(Records from a data collection)
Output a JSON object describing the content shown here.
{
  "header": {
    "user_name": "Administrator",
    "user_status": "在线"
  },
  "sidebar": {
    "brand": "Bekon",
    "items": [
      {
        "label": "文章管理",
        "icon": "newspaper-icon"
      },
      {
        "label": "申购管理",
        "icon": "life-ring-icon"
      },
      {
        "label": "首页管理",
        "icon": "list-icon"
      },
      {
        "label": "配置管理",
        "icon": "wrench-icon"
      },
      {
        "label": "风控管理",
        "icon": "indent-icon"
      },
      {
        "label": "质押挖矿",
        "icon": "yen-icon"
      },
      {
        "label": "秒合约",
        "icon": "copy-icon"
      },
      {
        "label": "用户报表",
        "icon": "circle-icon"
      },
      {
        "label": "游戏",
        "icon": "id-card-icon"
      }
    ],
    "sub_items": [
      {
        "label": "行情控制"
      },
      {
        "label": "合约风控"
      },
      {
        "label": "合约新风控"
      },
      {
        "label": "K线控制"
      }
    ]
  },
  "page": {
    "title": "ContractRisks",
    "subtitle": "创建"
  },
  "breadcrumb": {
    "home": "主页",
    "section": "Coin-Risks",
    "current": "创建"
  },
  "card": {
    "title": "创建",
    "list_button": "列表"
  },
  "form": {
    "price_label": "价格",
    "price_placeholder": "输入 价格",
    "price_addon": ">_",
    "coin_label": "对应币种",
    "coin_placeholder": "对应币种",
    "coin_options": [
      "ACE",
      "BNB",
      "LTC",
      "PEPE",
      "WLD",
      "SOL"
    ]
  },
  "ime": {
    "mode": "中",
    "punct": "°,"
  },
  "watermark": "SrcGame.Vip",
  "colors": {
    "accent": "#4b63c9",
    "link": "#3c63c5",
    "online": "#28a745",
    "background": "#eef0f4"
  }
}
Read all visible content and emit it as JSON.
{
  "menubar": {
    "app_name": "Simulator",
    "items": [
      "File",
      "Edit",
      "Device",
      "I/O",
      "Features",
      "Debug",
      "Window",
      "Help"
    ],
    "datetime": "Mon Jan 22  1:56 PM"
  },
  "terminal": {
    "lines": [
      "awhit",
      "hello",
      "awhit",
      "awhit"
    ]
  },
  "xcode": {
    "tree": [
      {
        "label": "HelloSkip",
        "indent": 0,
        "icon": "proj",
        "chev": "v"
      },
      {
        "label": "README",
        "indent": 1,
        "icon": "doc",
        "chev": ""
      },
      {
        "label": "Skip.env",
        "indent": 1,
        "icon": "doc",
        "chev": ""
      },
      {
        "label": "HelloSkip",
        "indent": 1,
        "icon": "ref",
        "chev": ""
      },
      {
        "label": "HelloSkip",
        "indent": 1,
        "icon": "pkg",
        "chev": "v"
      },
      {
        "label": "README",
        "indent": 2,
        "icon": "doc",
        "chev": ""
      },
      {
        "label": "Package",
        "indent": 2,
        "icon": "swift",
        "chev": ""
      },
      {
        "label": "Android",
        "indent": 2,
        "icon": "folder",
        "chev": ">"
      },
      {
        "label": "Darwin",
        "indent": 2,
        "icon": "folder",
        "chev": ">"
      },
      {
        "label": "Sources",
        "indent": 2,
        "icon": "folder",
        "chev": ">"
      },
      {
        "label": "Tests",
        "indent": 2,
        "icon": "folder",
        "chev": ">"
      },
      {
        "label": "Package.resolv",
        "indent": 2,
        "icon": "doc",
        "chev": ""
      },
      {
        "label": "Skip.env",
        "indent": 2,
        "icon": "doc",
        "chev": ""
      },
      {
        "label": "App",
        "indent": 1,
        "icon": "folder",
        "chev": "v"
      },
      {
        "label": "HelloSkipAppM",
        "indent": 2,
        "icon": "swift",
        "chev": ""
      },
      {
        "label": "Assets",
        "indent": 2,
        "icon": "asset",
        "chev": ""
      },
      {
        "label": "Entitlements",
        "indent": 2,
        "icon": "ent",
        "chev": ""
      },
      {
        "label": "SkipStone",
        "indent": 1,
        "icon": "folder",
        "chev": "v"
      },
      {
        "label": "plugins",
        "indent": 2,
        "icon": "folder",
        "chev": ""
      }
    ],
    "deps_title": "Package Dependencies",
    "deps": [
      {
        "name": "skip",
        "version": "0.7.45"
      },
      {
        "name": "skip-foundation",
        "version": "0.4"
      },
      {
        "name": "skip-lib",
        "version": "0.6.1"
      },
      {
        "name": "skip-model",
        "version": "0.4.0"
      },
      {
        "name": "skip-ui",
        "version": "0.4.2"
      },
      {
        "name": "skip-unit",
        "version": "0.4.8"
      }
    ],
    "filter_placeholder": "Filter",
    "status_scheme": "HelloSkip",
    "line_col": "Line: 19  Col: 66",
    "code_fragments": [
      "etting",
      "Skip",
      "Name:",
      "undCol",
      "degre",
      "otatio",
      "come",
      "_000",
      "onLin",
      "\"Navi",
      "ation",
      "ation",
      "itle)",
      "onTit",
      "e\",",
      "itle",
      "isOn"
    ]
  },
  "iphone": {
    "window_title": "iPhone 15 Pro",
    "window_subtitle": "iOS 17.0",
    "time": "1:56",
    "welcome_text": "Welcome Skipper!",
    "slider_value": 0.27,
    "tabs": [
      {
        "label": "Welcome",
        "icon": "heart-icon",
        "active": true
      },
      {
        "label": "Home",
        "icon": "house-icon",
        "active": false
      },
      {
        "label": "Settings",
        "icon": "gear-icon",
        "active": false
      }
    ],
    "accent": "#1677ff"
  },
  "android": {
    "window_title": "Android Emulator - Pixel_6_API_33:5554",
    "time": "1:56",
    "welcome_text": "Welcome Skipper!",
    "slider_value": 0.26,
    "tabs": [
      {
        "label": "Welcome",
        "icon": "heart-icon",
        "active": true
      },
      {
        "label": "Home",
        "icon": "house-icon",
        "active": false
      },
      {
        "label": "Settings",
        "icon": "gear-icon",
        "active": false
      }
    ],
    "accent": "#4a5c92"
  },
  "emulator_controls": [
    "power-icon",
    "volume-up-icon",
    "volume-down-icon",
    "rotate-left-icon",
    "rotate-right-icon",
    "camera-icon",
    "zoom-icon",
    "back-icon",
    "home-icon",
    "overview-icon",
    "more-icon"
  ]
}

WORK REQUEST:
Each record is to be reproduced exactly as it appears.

RESPONSE BELOW:
Output a JSON object describing the content shown here.
{
  "header": {
    "user_name": "Administrator",
    "user_status": "在线"
  },
  "sidebar": {
    "brand": "Bekon",
    "items": [
      {
        "label": "文章管理",
        "icon": "newspaper-icon"
      },
      {
        "label": "申购管理",
        "icon": "life-ring-icon"
      },
      {
        "label": "首页管理",
        "icon": "list-icon"
      },
      {
        "label": "配置管理",
        "icon": "wrench-icon"
      },
      {
        "label": "风控管理",
        "icon": "indent-icon"
      },
      {
        "label": "质押挖矿",
        "icon": "yen-icon"
      },
      {
        "label": "秒合约",
        "icon": "copy-icon"
      },
      {
        "label": "用户报表",
        "icon": "circle-icon"
      },
      {
        "label": "游戏",
        "icon": "id-card-icon"
      }
    ],
    "sub_items": [
      {
        "label": "行情控制"
      },
      {
        "label": "合约风控"
      },
      {
        "label": "合约新风控"
      },
      {
        "label": "K线控制"
      }
    ]
  },
  "page": {
    "title": "ContractRisks",
    "subtitle": "创建"
  },
  "breadcrumb": {
    "home": "主页",
    "section": "Coin-Risks",
    "current": "创建"
  },
  "card": {
    "title": "创建",
    "list_button": "列表"
  },
  "form": {
    "price_label": "价格",
    "price_placeholder": "输入 价格",
    "price_addon": ">_",
    "coin_label": "对应币种",
    "coin_placeholder": "对应币种",
    "coin_options": [
      "ACE",
      "BNB",
      "LTC",
      "PEPE",
      "WLD",
      "SOL"
    ]
  },
  "ime": {
    "mode": "中",
    "punct": "°,"
  },
  "watermark": "SrcGame.Vip",
  "colors": {
    "accent": "#4b63c9",
    "link": "#3c63c5",
    "online": "#28a745",
    "background": "#eef0f4"
  }
}
Read all visible content and emit it as JSON.
{
  "menubar": {
    "app_name": "Simulator",
    "items": [
      "File",
      "Edit",
      "Device",
      "I/O",
      "Features",
      "Debug",
      "Window",
      "Help"
    ],
    "datetime": "Mon Jan 22  1:56 PM"
  },
  "terminal": {
    "lines": [
      "awhit",
      "hello",
      "awhit",
      "awhit"
    ]
  },
  "xcode": {
    "tree": [
      {
        "label": "HelloSkip",
        "indent": 0,
        "icon": "proj",
        "chev": "v"
      },
      {
        "label": "README",
        "indent": 1,
        "icon": "doc",
        "chev": ""
      },
      {
        "label": "Skip.env",
        "indent": 1,
        "icon": "doc",
        "chev": ""
      },
      {
        "label": "HelloSkip",
        "indent": 1,
        "icon": "ref",
        "chev": ""
      },
      {
        "label": "HelloSkip",
        "indent": 1,
        "icon": "pkg",
        "chev": "v"
      },
      {
        "label": "README",
        "indent": 2,
        "icon": "doc",
        "chev": ""
      },
      {
        "label": "Package",
        "indent": 2,
        "icon": "swift",
        "chev": ""
      },
      {
        "label": "Android",
        "indent": 2,
        "icon": "folder",
        "chev": ">"
      },
      {
        "label": "Darwin",
        "indent": 2,
        "icon": "folder",
        "chev": ">"
      },
      {
        "label": "Sources",
        "indent": 2,
        "icon": "folder",
        "chev": ">"
      },
      {
        "label": "Tests",
        "indent": 2,
        "icon": "folder",
        "chev": ">"
      },
      {
        "label": "Package.resolv",
        "indent": 2,
        "icon": "doc",
        "chev": ""
      },
      {
        "label": "Skip.env",
        "indent": 2,
        "icon": "doc",
        "chev": ""
      },
      {
        "label": "App",
        "indent": 1,
        "icon": "folder",
        "chev": "v"
      },
      {
        "label": "HelloSkipAppM",
        "indent": 2,
        "icon": "swift",
        "chev": ""
      },
      {
        "label": "Assets",
        "indent": 2,
        "icon": "asset",
        "chev": ""
      },
      {
        "label": "Entitlements",
        "indent": 2,
        "icon": "ent",
        "chev": ""
      },
      {
        "label": "SkipStone",
        "indent": 1,
        "icon": "folder",
        "chev": "v"
      },
      {
        "label": "plugins",
        "indent": 2,
        "icon": "folder",
        "chev": ""
      }
    ],
    "deps_title": "Package Dependencies",
    "deps": [
      {
        "name": "skip",
        "version": "0.7.45"
      },
      {
        "name": "skip-foundation",
        "version": "0.4"
      },
      {
        "name": "skip-lib",
        "version": "0.6.1"
      },
      {
        "name": "skip-model",
        "version": "0.4.0"
      },
      {
        "name": "skip-ui",
        "version": "0.4.2"
      },
      {
        "name": "skip-unit",
        "version": "0.4.8"
      }
    ],
    "filter_placeholder": "Filter",
    "status_scheme": "HelloSkip",
    "line_col": "Line: 19  Col: 66",
    "code_fragments": [
      "etting",
      "Skip",
      "Name:",
      "undCol",
      "degre",
      "otatio",
      "come",
      "_000",
      "onLin",
      "\"Navi",
      "ation",
      "ation",
      "itle)",
      "onTit",
      "e\",",
      "itle",
      "isOn"
    ]
  },
  "iphone": {
    "window_title": "iPhone 15 Pro",
    "window_subtitle": "iOS 17.0",
    "time": "1:56",
    "welcome_text": "Welcome Skipper!",
    "slider_value": 0.27,
    "tabs": [
      {
        "label": "Welcome",
        "icon": "heart-icon",
        "active": true
      },
      {
        "label": "Home",
        "icon": "house-icon",
        "active": false
      },
      {
        "label": "Settings",
        "icon": "gear-icon",
        "active": false
      }
    ],
    "accent": "#1677ff"
  },
  "android": {
    "window_title": "Android Emulator - Pixel_6_API_33:5554",
    "time": "1:56",
    "welcome_text": "Welcome Skipper!",
    "slider_value": 0.26,
    "tabs": [
      {
        "label": "Welcome",
        "icon": "heart-icon",
        "active": true
      },
      {
        "label": "Home",
        "icon": "house-icon",
        "active": false
      },
      {
        "label": "Settings",
        "icon": "gear-icon",
        "active": false
      }
    ],
    "accent": "#4a5c92"
  },
  "emulator_controls": [
    "power-icon",
    "volume-up-icon",
    "volume-down-icon",
    "rotate-left-icon",
    "rotate-right-icon",
    "camera-icon",
    "zoom-icon",
    "back-icon",
    "home-icon",
    "overview-icon",
    "more-icon"
  ]
}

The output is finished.